▶
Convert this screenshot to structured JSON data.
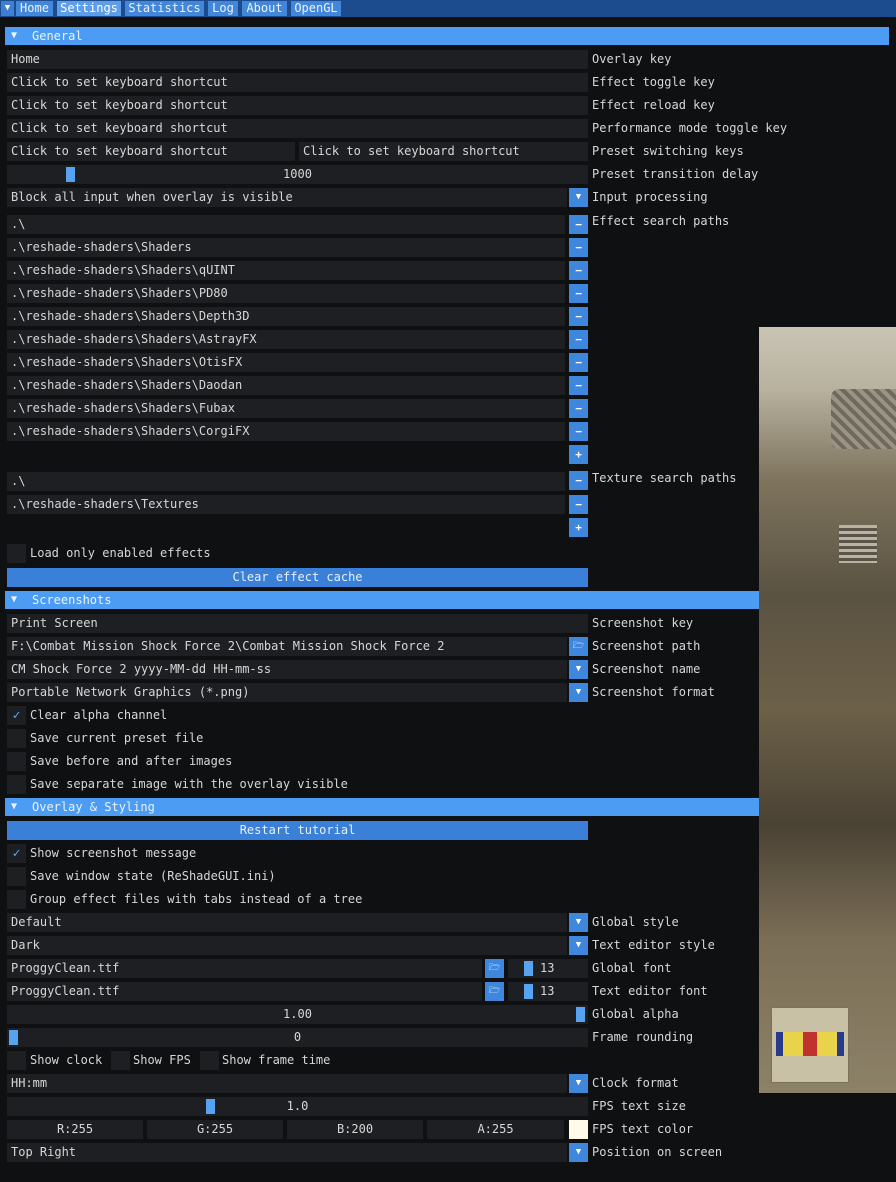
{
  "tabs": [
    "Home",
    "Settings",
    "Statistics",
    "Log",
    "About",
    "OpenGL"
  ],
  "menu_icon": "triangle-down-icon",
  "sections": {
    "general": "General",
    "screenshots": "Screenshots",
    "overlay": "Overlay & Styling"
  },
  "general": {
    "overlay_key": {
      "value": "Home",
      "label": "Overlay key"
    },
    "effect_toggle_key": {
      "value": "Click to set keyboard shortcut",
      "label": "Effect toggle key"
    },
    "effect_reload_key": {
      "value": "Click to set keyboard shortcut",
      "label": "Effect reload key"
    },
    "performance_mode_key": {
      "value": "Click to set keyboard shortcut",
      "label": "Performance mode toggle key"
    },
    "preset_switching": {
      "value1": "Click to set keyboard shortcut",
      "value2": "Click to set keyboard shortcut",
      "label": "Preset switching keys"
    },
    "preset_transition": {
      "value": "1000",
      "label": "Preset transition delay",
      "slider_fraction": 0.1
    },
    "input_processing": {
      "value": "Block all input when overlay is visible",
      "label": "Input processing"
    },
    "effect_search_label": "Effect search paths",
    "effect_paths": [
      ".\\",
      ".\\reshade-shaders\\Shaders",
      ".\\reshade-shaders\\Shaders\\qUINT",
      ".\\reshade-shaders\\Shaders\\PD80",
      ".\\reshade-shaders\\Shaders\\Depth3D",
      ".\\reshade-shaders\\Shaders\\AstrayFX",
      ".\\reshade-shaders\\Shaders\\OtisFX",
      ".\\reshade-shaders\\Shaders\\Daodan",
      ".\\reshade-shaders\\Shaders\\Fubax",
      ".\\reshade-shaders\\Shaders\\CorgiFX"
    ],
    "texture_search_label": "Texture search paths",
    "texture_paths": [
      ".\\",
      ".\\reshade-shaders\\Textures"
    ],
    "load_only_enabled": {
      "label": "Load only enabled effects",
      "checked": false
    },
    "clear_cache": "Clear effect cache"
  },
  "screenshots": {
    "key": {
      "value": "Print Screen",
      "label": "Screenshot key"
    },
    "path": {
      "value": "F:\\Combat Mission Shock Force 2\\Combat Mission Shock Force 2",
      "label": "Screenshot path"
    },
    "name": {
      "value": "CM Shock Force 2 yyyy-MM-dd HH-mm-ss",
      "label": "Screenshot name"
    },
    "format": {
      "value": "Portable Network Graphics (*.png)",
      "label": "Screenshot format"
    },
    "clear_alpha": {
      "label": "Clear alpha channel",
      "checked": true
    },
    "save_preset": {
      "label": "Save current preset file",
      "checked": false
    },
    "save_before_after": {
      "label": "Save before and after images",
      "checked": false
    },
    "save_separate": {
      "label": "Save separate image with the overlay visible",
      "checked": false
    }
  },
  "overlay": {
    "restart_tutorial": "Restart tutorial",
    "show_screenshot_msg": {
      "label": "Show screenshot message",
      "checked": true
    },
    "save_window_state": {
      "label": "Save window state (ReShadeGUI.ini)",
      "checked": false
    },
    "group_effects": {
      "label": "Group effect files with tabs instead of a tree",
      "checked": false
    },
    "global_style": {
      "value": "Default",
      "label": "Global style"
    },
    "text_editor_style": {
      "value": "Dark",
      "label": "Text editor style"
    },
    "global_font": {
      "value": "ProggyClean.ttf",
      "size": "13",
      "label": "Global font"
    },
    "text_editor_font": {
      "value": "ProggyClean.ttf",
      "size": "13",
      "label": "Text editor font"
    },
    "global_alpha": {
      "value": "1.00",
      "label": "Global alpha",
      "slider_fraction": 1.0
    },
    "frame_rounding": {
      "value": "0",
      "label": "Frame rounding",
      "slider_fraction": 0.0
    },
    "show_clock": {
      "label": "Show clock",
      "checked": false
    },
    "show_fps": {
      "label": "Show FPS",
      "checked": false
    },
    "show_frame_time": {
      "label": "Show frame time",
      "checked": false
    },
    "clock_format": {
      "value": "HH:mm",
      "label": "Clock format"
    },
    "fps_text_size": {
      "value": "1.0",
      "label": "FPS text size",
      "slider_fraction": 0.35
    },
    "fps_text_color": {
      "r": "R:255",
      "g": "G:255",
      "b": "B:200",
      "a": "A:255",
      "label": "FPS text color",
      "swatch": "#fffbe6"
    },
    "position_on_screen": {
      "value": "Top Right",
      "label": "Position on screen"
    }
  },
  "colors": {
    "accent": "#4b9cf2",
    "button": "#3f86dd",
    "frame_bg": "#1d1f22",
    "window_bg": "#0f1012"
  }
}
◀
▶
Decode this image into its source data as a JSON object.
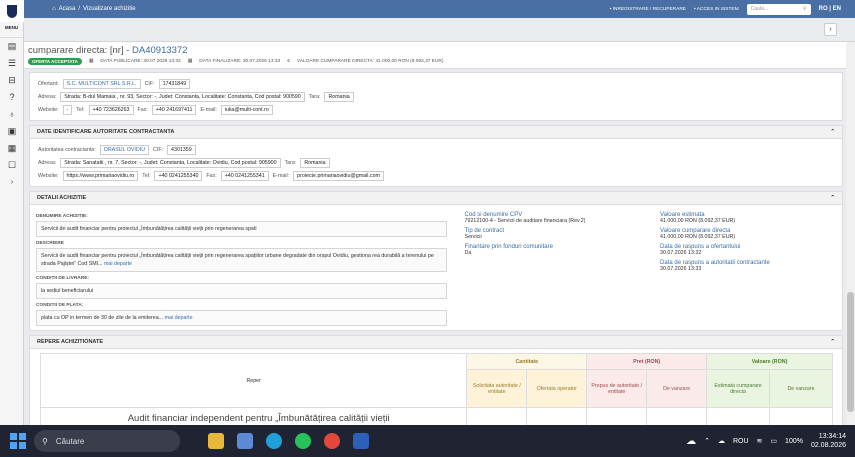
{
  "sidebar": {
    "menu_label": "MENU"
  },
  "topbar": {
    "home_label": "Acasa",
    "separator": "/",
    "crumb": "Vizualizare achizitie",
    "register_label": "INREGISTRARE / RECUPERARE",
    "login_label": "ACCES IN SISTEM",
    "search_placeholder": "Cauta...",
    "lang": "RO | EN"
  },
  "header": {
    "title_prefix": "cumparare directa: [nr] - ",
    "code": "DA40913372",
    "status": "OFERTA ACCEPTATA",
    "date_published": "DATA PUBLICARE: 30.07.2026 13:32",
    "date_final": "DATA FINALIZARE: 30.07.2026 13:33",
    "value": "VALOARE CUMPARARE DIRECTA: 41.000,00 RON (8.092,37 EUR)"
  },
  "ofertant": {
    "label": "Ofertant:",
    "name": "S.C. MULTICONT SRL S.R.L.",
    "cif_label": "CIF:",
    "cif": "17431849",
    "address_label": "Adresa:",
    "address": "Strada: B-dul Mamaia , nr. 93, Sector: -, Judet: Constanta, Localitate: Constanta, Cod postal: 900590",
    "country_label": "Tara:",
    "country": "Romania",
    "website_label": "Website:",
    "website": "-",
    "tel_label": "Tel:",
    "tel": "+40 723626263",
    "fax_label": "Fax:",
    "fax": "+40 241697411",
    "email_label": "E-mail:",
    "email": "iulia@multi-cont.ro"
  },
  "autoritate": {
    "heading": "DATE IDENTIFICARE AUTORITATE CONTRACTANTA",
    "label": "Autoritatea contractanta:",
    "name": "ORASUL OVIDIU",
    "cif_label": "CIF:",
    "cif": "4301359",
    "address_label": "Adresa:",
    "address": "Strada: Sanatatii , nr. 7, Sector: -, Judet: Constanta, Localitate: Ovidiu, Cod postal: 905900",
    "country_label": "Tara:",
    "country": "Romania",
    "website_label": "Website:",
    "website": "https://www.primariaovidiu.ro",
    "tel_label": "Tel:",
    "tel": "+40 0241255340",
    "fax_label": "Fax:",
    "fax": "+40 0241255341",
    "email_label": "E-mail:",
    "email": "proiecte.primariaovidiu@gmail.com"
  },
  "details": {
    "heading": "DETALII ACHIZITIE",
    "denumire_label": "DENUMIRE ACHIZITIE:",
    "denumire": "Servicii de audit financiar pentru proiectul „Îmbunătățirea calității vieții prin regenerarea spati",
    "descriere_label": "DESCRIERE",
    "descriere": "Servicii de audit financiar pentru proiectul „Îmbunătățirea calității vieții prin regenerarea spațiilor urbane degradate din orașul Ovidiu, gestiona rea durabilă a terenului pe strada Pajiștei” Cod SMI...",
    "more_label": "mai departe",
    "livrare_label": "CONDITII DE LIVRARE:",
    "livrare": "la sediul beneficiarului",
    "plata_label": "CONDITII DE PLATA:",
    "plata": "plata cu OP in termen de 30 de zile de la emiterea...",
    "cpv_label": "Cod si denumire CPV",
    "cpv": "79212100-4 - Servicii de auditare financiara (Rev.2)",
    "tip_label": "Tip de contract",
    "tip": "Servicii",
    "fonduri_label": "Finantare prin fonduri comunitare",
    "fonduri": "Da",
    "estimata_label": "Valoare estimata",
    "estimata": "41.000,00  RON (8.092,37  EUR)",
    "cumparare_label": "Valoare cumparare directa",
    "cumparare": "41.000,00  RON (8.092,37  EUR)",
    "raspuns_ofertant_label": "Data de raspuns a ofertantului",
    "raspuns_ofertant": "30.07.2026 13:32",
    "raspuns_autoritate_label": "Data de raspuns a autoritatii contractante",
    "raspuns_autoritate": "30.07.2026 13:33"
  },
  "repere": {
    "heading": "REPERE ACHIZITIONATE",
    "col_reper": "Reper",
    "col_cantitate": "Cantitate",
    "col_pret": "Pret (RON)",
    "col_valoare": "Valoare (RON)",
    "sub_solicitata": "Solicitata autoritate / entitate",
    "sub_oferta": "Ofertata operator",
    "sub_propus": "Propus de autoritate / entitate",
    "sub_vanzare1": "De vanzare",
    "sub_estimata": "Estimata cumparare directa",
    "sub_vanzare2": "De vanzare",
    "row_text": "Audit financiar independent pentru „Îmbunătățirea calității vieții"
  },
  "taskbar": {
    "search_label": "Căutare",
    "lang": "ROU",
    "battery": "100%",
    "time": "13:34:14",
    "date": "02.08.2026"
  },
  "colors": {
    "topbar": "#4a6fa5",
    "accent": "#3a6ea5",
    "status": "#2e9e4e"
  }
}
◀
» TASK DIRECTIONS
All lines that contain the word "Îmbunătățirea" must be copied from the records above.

» EXERCISE OUTPUT
    "denumire": "Servicii de audit financiar pentru proiectul „Îmbunătățirea calității vieții prin regenerarea spati",
    "descriere": "Servicii de audit financiar pentru proiectul „Îmbunătățirea calității vieții prin regenerarea spațiilor urbane degradate din orașul Ovidiu, gestiona rea durabilă a terenului pe strada Pajiștei” Cod SMI...",
    "row_text": "Audit financiar independent pentru „Îmbunătățirea calității vieții"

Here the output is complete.